Aria Systems has created a Connected Vehicles solution for vehicle original equipment manufacturers (OEMs) to support the use of IoT and digital offerings in its products. Aria provides cloud-based management of IoT data from connected cars, industrial equipment and fleet vehicles. The offering can also be provided as a post- or pre-sale add-on service. The service enables the monitoring, monetizing and billing of on-board diagnostics data streams and can be integrated with smartphone apps, provisioning systems, payment processes and existing accounting of GL systems.

The company reports that the service can provide users with access to on-demand vehicles, subscriptions to fleets of cars in a luxury apartment of office, or mileage tracking on public or private roads. The service also gives dealerships ratings, diagnostics, and management and marketing tools. In addition, Connected Vehicles provides customers with tools to access a vehicle’s sensor-based data to enable usage-based vehicle leasing. Insurers, municipalities or urban planners could also use the tool to collect or analyze driver behaviors.

Companies such as Edmunds.com, Subaru and ZipCare Transportation are already using Connected Vehicles services, Aria reports.

GE Announces New Industrial Internet Platform
General Electric‘s Automation & Controls business arm introduced the Industrial Internet Control System (IICS) at its 2016 Connected Controls Symposium, held this week in Niskayuna, N.Y. The IICS, built on top of GE’s RX3i and Mark Vie industrial control systems, uses GE’s Field Agent ruggedized gateway, which collects sensor data from equipment and manufacturing systems. The IICS is designed to enable GE’s customers to connect sensor data, via the Field Agent devices, to GE’s Predix IoT platform, while also providing a means by which they can develop business-specific applications powered by Predix.

The IICS includes access to GE’s Industrial Cloud Platform, a real-time process optimization and control tool, data security tools, advanced analytics software and professional services, all offered in a modular, scalable format.

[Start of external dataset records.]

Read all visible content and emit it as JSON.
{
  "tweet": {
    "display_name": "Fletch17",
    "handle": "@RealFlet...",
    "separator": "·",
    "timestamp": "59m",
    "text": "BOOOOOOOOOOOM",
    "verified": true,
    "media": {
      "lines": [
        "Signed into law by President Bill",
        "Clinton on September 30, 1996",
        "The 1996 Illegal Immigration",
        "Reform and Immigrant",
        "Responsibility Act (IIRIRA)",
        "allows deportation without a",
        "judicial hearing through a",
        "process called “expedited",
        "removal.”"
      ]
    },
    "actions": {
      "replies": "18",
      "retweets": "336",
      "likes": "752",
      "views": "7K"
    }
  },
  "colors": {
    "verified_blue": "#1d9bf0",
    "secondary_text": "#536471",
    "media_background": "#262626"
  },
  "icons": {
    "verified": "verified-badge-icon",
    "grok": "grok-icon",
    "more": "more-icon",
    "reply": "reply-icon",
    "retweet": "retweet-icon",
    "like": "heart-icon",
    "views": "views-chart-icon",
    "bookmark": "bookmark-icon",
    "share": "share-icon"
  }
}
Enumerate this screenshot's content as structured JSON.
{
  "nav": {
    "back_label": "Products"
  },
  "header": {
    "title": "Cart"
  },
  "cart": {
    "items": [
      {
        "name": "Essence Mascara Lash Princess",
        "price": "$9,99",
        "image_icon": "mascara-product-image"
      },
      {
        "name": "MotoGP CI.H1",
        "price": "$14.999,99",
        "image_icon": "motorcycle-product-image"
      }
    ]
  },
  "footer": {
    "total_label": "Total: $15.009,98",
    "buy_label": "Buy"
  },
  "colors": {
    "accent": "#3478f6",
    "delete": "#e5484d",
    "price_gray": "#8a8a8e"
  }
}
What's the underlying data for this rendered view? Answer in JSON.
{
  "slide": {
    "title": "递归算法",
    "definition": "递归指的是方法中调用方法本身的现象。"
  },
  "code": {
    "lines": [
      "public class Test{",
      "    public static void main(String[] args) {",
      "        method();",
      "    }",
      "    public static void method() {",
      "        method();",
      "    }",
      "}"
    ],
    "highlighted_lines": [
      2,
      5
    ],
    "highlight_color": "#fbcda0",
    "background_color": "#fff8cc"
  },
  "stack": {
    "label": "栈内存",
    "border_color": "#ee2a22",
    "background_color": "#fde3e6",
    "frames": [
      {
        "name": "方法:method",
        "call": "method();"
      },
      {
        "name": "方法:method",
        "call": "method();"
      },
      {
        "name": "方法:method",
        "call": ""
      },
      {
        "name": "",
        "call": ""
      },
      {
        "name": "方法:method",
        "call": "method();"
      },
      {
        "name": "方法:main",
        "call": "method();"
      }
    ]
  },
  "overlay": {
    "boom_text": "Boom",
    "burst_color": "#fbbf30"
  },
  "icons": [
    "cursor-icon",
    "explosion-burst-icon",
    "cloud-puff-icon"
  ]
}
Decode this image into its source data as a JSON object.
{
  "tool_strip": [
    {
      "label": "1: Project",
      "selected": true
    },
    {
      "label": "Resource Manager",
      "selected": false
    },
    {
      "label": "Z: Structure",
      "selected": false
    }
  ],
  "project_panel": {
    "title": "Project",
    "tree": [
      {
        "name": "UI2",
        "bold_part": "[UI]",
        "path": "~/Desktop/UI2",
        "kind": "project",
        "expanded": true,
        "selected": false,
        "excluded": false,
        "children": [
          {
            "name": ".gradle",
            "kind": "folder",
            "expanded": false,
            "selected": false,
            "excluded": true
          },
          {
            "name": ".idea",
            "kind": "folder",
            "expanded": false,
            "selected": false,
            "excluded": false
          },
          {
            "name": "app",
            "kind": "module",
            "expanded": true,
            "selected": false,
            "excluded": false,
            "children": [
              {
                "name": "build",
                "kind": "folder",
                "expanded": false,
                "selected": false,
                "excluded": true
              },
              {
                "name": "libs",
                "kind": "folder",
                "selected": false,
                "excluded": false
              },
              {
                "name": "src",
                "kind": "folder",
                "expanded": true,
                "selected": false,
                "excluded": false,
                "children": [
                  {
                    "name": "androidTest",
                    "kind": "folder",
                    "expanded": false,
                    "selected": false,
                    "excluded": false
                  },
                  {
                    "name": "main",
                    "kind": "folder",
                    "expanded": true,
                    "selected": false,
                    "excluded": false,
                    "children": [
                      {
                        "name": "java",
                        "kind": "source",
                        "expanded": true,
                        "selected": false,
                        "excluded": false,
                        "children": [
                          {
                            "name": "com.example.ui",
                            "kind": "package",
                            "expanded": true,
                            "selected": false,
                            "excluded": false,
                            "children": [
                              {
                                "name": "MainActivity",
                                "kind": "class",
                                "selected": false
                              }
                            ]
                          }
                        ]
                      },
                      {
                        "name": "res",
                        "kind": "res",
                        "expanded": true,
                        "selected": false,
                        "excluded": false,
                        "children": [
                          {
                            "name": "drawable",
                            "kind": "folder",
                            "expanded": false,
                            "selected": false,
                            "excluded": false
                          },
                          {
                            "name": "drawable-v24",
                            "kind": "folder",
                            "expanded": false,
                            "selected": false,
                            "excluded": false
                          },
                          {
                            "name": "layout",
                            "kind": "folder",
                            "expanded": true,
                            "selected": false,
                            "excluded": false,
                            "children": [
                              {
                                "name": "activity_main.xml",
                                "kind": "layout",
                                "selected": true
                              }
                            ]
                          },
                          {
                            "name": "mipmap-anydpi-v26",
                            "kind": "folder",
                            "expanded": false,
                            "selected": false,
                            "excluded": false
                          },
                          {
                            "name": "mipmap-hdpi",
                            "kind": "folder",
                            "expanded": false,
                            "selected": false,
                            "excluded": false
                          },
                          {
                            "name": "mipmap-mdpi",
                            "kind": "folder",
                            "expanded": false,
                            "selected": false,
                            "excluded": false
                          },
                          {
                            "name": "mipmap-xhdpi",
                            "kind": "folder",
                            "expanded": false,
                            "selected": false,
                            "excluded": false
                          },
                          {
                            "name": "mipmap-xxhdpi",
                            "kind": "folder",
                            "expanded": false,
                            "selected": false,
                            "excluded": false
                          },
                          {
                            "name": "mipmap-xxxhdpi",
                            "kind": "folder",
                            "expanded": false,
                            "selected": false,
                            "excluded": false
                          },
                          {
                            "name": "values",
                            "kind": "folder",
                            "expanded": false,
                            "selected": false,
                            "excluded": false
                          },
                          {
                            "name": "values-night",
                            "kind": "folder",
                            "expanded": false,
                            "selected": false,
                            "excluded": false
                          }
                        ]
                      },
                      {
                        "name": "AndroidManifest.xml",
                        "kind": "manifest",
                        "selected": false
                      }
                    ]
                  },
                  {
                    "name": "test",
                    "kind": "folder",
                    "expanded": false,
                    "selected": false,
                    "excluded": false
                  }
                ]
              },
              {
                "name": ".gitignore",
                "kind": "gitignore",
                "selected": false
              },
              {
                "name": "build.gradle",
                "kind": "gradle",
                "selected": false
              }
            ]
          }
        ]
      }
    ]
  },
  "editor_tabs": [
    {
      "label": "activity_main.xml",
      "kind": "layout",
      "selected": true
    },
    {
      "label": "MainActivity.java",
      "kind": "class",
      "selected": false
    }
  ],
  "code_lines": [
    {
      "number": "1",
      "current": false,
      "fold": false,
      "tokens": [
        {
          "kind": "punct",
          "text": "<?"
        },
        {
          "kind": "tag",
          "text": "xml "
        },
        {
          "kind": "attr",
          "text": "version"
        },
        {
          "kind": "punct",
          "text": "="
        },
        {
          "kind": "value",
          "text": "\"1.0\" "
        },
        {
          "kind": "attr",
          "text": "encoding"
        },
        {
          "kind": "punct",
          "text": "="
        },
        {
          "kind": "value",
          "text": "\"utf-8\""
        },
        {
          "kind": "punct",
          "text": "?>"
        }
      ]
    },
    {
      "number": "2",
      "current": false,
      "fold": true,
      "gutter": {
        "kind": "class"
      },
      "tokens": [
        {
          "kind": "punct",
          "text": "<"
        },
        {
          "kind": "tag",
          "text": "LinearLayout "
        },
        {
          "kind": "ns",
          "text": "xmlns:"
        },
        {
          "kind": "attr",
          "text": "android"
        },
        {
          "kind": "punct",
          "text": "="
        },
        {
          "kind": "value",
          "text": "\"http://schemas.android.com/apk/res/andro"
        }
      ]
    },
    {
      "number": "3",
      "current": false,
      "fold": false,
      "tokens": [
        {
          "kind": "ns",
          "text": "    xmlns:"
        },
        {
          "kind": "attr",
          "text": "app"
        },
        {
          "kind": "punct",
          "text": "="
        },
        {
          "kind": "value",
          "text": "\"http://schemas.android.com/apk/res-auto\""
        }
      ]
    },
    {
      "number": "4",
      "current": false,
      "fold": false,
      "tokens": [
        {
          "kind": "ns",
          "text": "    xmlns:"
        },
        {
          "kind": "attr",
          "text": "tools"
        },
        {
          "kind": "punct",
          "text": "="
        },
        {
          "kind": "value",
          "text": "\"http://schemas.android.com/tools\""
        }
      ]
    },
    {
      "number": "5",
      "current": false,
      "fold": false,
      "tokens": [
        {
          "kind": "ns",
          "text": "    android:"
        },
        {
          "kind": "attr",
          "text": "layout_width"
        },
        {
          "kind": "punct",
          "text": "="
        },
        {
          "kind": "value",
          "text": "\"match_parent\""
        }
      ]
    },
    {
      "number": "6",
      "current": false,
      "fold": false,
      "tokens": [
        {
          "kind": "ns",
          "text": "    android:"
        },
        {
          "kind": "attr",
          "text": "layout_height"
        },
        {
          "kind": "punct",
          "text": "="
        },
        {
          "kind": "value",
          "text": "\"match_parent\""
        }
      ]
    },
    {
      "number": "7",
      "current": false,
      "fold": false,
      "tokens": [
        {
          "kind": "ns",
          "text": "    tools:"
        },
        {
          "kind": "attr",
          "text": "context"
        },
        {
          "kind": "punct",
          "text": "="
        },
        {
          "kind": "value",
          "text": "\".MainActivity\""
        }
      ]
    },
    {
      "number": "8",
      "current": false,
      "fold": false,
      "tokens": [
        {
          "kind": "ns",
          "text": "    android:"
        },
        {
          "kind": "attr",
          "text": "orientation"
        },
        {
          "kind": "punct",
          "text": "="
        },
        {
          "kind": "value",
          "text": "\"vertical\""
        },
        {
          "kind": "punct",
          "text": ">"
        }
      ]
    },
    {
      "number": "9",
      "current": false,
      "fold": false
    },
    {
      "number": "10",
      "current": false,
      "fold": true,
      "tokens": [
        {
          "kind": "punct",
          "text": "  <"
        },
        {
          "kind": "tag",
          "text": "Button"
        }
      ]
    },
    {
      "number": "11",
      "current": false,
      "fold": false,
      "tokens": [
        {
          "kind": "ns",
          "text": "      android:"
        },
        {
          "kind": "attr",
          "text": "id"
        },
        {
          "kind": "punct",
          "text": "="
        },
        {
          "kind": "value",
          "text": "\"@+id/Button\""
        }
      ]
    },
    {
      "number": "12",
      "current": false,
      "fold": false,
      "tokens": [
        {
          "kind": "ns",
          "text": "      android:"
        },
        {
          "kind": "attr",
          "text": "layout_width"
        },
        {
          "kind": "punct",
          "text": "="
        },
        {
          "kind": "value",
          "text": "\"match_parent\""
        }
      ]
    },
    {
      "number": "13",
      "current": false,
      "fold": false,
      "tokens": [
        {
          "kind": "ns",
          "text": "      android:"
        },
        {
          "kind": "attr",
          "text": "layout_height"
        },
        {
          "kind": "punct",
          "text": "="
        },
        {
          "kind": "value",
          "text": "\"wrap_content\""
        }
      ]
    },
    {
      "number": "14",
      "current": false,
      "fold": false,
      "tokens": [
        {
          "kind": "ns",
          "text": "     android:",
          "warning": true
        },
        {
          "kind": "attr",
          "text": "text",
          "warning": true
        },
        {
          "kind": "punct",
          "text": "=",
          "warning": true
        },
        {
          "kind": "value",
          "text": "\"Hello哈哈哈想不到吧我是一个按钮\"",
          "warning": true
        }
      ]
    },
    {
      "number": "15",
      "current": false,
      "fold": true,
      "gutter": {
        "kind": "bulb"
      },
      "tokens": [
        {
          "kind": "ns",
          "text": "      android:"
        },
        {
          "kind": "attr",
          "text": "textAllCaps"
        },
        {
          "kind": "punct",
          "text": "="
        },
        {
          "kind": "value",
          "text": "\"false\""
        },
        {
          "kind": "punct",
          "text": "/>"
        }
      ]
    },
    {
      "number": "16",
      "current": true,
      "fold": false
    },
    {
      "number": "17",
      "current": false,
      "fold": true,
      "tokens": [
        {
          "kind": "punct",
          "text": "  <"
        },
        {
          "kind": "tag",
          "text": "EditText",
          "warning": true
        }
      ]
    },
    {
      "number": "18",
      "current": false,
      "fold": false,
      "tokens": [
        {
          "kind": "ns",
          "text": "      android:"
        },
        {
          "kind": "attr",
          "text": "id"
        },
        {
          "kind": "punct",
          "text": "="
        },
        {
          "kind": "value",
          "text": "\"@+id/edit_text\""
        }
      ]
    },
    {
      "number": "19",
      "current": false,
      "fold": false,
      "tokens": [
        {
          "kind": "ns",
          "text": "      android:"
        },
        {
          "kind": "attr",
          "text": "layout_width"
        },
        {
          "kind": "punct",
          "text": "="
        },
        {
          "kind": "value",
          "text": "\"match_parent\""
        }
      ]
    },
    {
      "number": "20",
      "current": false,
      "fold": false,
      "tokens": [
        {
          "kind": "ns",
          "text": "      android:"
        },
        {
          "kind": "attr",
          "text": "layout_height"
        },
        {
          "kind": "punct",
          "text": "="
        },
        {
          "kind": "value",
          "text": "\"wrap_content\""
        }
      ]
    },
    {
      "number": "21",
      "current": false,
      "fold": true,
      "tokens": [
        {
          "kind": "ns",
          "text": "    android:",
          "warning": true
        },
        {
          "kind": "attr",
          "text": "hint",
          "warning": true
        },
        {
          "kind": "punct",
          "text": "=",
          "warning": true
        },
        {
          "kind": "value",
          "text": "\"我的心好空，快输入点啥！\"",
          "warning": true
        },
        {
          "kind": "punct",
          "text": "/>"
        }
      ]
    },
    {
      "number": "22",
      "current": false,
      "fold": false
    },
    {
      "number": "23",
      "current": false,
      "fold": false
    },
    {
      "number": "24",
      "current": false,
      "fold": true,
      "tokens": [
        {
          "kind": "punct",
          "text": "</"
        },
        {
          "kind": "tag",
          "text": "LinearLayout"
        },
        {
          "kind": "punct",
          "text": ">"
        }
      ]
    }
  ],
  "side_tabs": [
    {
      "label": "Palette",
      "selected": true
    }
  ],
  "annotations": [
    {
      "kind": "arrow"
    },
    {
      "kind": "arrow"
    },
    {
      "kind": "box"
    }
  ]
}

GE reports that its beta IICS customers have improved the performance of their monitored assets by more than 7 percent.